PROVIDED MATERIAL Start Marker
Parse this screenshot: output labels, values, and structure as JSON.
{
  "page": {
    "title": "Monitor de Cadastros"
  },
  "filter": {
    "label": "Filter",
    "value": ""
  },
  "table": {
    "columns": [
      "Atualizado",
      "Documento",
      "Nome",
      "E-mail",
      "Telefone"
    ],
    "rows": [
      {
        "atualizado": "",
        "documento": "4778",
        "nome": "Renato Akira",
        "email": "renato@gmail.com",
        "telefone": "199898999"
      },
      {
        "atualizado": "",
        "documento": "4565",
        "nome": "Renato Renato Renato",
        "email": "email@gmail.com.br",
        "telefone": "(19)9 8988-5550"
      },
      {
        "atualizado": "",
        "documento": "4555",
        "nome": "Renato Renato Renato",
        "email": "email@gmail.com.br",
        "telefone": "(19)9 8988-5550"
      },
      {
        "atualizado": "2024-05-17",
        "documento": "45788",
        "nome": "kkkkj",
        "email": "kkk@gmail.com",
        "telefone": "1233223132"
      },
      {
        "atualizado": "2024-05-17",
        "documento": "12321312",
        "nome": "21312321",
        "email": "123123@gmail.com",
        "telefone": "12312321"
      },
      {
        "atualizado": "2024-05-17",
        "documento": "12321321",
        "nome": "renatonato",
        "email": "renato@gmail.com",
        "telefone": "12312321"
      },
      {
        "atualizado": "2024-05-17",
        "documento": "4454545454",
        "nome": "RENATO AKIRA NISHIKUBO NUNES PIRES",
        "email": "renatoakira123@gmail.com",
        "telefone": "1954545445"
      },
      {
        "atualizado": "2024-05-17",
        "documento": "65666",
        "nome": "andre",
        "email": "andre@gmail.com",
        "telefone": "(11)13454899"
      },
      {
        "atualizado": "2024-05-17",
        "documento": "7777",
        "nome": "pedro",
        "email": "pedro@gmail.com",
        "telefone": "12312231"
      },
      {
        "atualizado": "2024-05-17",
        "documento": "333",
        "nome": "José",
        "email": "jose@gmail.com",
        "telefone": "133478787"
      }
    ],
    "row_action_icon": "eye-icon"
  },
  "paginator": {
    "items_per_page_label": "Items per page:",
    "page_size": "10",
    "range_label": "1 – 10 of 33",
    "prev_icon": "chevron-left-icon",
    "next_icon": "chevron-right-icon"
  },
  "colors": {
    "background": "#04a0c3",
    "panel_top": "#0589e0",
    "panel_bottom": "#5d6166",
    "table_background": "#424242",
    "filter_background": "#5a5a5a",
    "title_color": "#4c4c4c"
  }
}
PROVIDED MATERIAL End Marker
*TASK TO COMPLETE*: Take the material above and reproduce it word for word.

*SOLUTION TO THIS PROBLEM*:
Parse this screenshot: output labels, values, and structure as JSON.
{
  "page": {
    "title": "Monitor de Cadastros"
  },
  "filter": {
    "label": "Filter",
    "value": ""
  },
  "table": {
    "columns": [
      "Atualizado",
      "Documento",
      "Nome",
      "E-mail",
      "Telefone"
    ],
    "rows": [
      {
        "atualizado": "",
        "documento": "4778",
        "nome": "Renato Akira",
        "email": "renato@gmail.com",
        "telefone": "199898999"
      },
      {
        "atualizado": "",
        "documento": "4565",
        "nome": "Renato Renato Renato",
        "email": "email@gmail.com.br",
        "telefone": "(19)9 8988-5550"
      },
      {
        "atualizado": "",
        "documento": "4555",
        "nome": "Renato Renato Renato",
        "email": "email@gmail.com.br",
        "telefone": "(19)9 8988-5550"
      },
      {
        "atualizado": "2024-05-17",
        "documento": "45788",
        "nome": "kkkkj",
        "email": "kkk@gmail.com",
        "telefone": "1233223132"
      },
      {
        "atualizado": "2024-05-17",
        "documento": "12321312",
        "nome": "21312321",
        "email": "123123@gmail.com",
        "telefone": "12312321"
      },
      {
        "atualizado": "2024-05-17",
        "documento": "12321321",
        "nome": "renatonato",
        "email": "renato@gmail.com",
        "telefone": "12312321"
      },
      {
        "atualizado": "2024-05-17",
        "documento": "4454545454",
        "nome": "RENATO AKIRA NISHIKUBO NUNES PIRES",
        "email": "renatoakira123@gmail.com",
        "telefone": "1954545445"
      },
      {
        "atualizado": "2024-05-17",
        "documento": "65666",
        "nome": "andre",
        "email": "andre@gmail.com",
        "telefone": "(11)13454899"
      },
      {
        "atualizado": "2024-05-17",
        "documento": "7777",
        "nome": "pedro",
        "email": "pedro@gmail.com",
        "telefone": "12312231"
      },
      {
        "atualizado": "2024-05-17",
        "documento": "333",
        "nome": "José",
        "email": "jose@gmail.com",
        "telefone": "133478787"
      }
    ],
    "row_action_icon": "eye-icon"
  },
  "paginator": {
    "items_per_page_label": "Items per page:",
    "page_size": "10",
    "range_label": "1 – 10 of 33",
    "prev_icon": "chevron-left-icon",
    "next_icon": "chevron-right-icon"
  },
  "colors": {
    "background": "#04a0c3",
    "panel_top": "#0589e0",
    "panel_bottom": "#5d6166",
    "table_background": "#424242",
    "filter_background": "#5a5a5a",
    "title_color": "#4c4c4c"
  }
}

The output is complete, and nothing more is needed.